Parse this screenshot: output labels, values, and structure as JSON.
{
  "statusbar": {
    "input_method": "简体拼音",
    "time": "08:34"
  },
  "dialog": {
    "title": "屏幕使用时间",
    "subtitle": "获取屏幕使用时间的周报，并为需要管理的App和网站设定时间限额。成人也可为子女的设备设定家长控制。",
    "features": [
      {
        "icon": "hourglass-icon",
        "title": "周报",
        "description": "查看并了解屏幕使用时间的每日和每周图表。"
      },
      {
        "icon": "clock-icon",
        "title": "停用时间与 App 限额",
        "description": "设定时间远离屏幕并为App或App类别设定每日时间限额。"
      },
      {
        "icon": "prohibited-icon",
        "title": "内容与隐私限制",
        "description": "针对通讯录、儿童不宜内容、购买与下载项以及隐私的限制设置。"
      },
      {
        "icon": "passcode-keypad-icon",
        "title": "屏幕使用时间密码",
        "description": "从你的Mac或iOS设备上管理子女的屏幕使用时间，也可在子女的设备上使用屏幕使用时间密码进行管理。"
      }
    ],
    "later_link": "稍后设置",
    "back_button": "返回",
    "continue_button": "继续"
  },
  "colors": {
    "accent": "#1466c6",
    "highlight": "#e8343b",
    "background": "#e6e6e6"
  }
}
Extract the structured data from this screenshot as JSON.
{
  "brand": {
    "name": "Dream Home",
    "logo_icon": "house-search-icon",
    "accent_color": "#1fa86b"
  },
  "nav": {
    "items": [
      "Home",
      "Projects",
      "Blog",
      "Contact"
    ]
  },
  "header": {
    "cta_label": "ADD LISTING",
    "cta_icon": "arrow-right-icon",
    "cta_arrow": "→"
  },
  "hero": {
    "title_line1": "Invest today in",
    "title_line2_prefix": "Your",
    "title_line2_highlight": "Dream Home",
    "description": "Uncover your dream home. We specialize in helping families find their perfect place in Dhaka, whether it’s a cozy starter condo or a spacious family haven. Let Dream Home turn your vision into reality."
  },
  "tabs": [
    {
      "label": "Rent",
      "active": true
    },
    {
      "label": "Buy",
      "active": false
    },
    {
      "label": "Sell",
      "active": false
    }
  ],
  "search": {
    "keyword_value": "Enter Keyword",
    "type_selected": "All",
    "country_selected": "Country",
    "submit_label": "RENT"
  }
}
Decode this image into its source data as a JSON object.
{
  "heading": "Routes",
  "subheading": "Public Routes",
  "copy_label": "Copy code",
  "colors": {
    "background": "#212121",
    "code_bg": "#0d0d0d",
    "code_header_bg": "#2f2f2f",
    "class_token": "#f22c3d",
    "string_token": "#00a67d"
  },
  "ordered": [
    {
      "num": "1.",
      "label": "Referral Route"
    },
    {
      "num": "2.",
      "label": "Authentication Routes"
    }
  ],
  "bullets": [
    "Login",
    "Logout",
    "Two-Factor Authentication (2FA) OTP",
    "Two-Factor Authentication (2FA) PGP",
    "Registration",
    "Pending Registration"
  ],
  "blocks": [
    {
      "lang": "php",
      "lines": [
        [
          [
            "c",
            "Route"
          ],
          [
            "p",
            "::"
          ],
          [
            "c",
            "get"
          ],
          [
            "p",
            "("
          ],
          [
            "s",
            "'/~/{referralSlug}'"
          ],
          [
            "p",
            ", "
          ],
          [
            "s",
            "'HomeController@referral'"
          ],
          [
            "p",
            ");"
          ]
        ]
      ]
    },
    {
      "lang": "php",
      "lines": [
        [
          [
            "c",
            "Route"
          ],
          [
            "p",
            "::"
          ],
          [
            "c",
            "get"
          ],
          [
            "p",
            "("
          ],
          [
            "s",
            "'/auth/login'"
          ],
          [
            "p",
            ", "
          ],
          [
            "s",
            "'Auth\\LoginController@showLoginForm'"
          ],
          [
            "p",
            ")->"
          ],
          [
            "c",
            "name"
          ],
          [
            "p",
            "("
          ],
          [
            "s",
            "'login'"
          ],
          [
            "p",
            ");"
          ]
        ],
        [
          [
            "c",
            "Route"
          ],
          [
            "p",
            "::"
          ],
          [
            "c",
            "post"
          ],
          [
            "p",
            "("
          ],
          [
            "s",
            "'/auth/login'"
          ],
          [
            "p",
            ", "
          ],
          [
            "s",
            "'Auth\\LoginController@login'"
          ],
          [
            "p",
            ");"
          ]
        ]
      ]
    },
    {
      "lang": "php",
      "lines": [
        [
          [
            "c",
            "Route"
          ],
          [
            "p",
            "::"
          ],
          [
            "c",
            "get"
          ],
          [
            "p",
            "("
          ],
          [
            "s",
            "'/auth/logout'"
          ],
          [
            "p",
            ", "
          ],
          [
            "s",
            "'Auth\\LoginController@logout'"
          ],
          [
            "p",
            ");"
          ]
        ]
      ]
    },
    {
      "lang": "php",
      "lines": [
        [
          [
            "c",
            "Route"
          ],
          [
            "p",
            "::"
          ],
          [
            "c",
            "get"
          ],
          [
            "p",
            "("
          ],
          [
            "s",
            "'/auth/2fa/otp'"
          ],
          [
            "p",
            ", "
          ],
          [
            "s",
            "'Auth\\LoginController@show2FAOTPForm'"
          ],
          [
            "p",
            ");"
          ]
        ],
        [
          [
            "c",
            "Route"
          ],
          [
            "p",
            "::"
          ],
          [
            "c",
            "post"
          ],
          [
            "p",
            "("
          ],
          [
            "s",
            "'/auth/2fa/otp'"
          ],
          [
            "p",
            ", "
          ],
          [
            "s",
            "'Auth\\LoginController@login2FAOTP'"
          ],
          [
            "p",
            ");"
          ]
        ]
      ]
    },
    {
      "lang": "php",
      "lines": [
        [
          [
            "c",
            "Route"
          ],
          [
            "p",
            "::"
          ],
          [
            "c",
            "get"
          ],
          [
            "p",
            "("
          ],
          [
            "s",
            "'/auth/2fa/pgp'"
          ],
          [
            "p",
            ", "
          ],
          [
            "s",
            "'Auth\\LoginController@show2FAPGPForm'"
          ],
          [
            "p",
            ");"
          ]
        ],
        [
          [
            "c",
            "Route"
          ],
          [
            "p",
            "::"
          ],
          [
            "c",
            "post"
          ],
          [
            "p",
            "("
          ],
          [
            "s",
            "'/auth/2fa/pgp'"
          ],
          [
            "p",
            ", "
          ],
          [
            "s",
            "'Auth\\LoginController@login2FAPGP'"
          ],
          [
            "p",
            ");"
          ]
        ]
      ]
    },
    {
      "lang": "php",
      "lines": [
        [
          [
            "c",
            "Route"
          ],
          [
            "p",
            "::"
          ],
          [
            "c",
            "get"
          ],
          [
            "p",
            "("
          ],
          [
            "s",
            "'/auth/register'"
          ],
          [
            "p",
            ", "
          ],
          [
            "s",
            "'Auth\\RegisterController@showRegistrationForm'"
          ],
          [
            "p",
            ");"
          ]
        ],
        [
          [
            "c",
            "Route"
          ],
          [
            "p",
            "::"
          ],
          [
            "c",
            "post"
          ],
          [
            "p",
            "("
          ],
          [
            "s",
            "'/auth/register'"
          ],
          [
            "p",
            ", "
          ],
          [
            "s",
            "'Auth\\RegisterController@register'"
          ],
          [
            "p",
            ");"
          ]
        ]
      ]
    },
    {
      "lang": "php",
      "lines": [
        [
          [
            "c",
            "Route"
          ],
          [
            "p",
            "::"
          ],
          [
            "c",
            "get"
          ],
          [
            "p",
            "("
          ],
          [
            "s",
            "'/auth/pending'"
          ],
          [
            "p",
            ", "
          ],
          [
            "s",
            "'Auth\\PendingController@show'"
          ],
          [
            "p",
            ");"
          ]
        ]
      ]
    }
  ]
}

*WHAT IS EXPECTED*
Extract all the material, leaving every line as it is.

*RESPONSE BOX*
Parse this screenshot: output labels, values, and structure as JSON.
{
  "statusbar": {
    "input_method": "简体拼音",
    "time": "08:34"
  },
  "dialog": {
    "title": "屏幕使用时间",
    "subtitle": "获取屏幕使用时间的周报，并为需要管理的App和网站设定时间限额。成人也可为子女的设备设定家长控制。",
    "features": [
      {
        "icon": "hourglass-icon",
        "title": "周报",
        "description": "查看并了解屏幕使用时间的每日和每周图表。"
      },
      {
        "icon": "clock-icon",
        "title": "停用时间与 App 限额",
        "description": "设定时间远离屏幕并为App或App类别设定每日时间限额。"
      },
      {
        "icon": "prohibited-icon",
        "title": "内容与隐私限制",
        "description": "针对通讯录、儿童不宜内容、购买与下载项以及隐私的限制设置。"
      },
      {
        "icon": "passcode-keypad-icon",
        "title": "屏幕使用时间密码",
        "description": "从你的Mac或iOS设备上管理子女的屏幕使用时间，也可在子女的设备上使用屏幕使用时间密码进行管理。"
      }
    ],
    "later_link": "稍后设置",
    "back_button": "返回",
    "continue_button": "继续"
  },
  "colors": {
    "accent": "#1466c6",
    "highlight": "#e8343b",
    "background": "#e6e6e6"
  }
}
Extract the structured data from this screenshot as JSON.
{
  "brand": {
    "name": "Dream Home",
    "logo_icon": "house-search-icon",
    "accent_color": "#1fa86b"
  },
  "nav": {
    "items": [
      "Home",
      "Projects",
      "Blog",
      "Contact"
    ]
  },
  "header": {
    "cta_label": "ADD LISTING",
    "cta_icon": "arrow-right-icon",
    "cta_arrow": "→"
  },
  "hero": {
    "title_line1": "Invest today in",
    "title_line2_prefix": "Your",
    "title_line2_highlight": "Dream Home",
    "description": "Uncover your dream home. We specialize in helping families find their perfect place in Dhaka, whether it’s a cozy starter condo or a spacious family haven. Let Dream Home turn your vision into reality."
  },
  "tabs": [
    {
      "label": "Rent",
      "active": true
    },
    {
      "label": "Buy",
      "active": false
    },
    {
      "label": "Sell",
      "active": false
    }
  ],
  "search": {
    "keyword_value": "Enter Keyword",
    "type_selected": "All",
    "country_selected": "Country",
    "submit_label": "RENT"
  }
}
Decode this image into its source data as a JSON object.
{
  "heading": "Routes",
  "subheading": "Public Routes",
  "copy_label": "Copy code",
  "colors": {
    "background": "#212121",
    "code_bg": "#0d0d0d",
    "code_header_bg": "#2f2f2f",
    "class_token": "#f22c3d",
    "string_token": "#00a67d"
  },
  "ordered": [
    {
      "num": "1.",
      "label": "Referral Route"
    },
    {
      "num": "2.",
      "label": "Authentication Routes"
    }
  ],
  "bullets": [
    "Login",
    "Logout",
    "Two-Factor Authentication (2FA) OTP",
    "Two-Factor Authentication (2FA) PGP",
    "Registration",
    "Pending Registration"
  ],
  "blocks": [
    {
      "lang": "php",
      "lines": [
        [
          [
            "c",
            "Route"
          ],
          [
            "p",
            "::"
          ],
          [
            "c",
            "get"
          ],
          [
            "p",
            "("
          ],
          [
            "s",
            "'/~/{referralSlug}'"
          ],
          [
            "p",
            ", "
          ],
          [
            "s",
            "'HomeController@referral'"
          ],
          [
            "p",
            ");"
          ]
        ]
      ]
    },
    {
      "lang": "php",
      "lines": [
        [
          [
            "c",
            "Route"
          ],
          [
            "p",
            "::"
          ],
          [
            "c",
            "get"
          ],
          [
            "p",
            "("
          ],
          [
            "s",
            "'/auth/login'"
          ],
          [
            "p",
            ", "
          ],
          [
            "s",
            "'Auth\\LoginController@showLoginForm'"
          ],
          [
            "p",
            ")->"
          ],
          [
            "c",
            "name"
          ],
          [
            "p",
            "("
          ],
          [
            "s",
            "'login'"
          ],
          [
            "p",
            ");"
          ]
        ],
        [
          [
            "c",
            "Route"
          ],
          [
            "p",
            "::"
          ],
          [
            "c",
            "post"
          ],
          [
            "p",
            "("
          ],
          [
            "s",
            "'/auth/login'"
          ],
          [
            "p",
            ", "
          ],
          [
            "s",
            "'Auth\\LoginController@login'"
          ],
          [
            "p",
            ");"
          ]
        ]
      ]
    },
    {
      "lang": "php",
      "lines": [
        [
          [
            "c",
            "Route"
          ],
          [
            "p",
            "::"
          ],
          [
            "c",
            "get"
          ],
          [
            "p",
            "("
          ],
          [
            "s",
            "'/auth/logout'"
          ],
          [
            "p",
            ", "
          ],
          [
            "s",
            "'Auth\\LoginController@logout'"
          ],
          [
            "p",
            ");"
          ]
        ]
      ]
    },
    {
      "lang": "php",
      "lines": [
        [
          [
            "c",
            "Route"
          ],
          [
            "p",
            "::"
          ],
          [
            "c",
            "get"
          ],
          [
            "p",
            "("
          ],
          [
            "s",
            "'/auth/2fa/otp'"
          ],
          [
            "p",
            ", "
          ],
          [
            "s",
            "'Auth\\LoginController@show2FAOTPForm'"
          ],
          [
            "p",
            ");"
          ]
        ],
        [
          [
            "c",
            "Route"
          ],
          [
            "p",
            "::"
          ],
          [
            "c",
            "post"
          ],
          [
            "p",
            "("
          ],
          [
            "s",
            "'/auth/2fa/otp'"
          ],
          [
            "p",
            ", "
          ],
          [
            "s",
            "'Auth\\LoginController@login2FAOTP'"
          ],
          [
            "p",
            ");"
          ]
        ]
      ]
    },
    {
      "lang": "php",
      "lines": [
        [
          [
            "c",
            "Route"
          ],
          [
            "p",
            "::"
          ],
          [
            "c",
            "get"
          ],
          [
            "p",
            "("
          ],
          [
            "s",
            "'/auth/2fa/pgp'"
          ],
          [
            "p",
            ", "
          ],
          [
            "s",
            "'Auth\\LoginController@show2FAPGPForm'"
          ],
          [
            "p",
            ");"
          ]
        ],
        [
          [
            "c",
            "Route"
          ],
          [
            "p",
            "::"
          ],
          [
            "c",
            "post"
          ],
          [
            "p",
            "("
          ],
          [
            "s",
            "'/auth/2fa/pgp'"
          ],
          [
            "p",
            ", "
          ],
          [
            "s",
            "'Auth\\LoginController@login2FAPGP'"
          ],
          [
            "p",
            ");"
          ]
        ]
      ]
    },
    {
      "lang": "php",
      "lines": [
        [
          [
            "c",
            "Route"
          ],
          [
            "p",
            "::"
          ],
          [
            "c",
            "get"
          ],
          [
            "p",
            "("
          ],
          [
            "s",
            "'/auth/register'"
          ],
          [
            "p",
            ", "
          ],
          [
            "s",
            "'Auth\\RegisterController@showRegistrationForm'"
          ],
          [
            "p",
            ");"
          ]
        ],
        [
          [
            "c",
            "Route"
          ],
          [
            "p",
            "::"
          ],
          [
            "c",
            "post"
          ],
          [
            "p",
            "("
          ],
          [
            "s",
            "'/auth/register'"
          ],
          [
            "p",
            ", "
          ],
          [
            "s",
            "'Auth\\RegisterController@register'"
          ],
          [
            "p",
            ");"
          ]
        ]
      ]
    },
    {
      "lang": "php",
      "lines": [
        [
          [
            "c",
            "Route"
          ],
          [
            "p",
            "::"
          ],
          [
            "c",
            "get"
          ],
          [
            "p",
            "("
          ],
          [
            "s",
            "'/auth/pending'"
          ],
          [
            "p",
            ", "
          ],
          [
            "s",
            "'Auth\\PendingController@show'"
          ],
          [
            "p",
            ");"
          ]
        ]
      ]
    }
  ]
}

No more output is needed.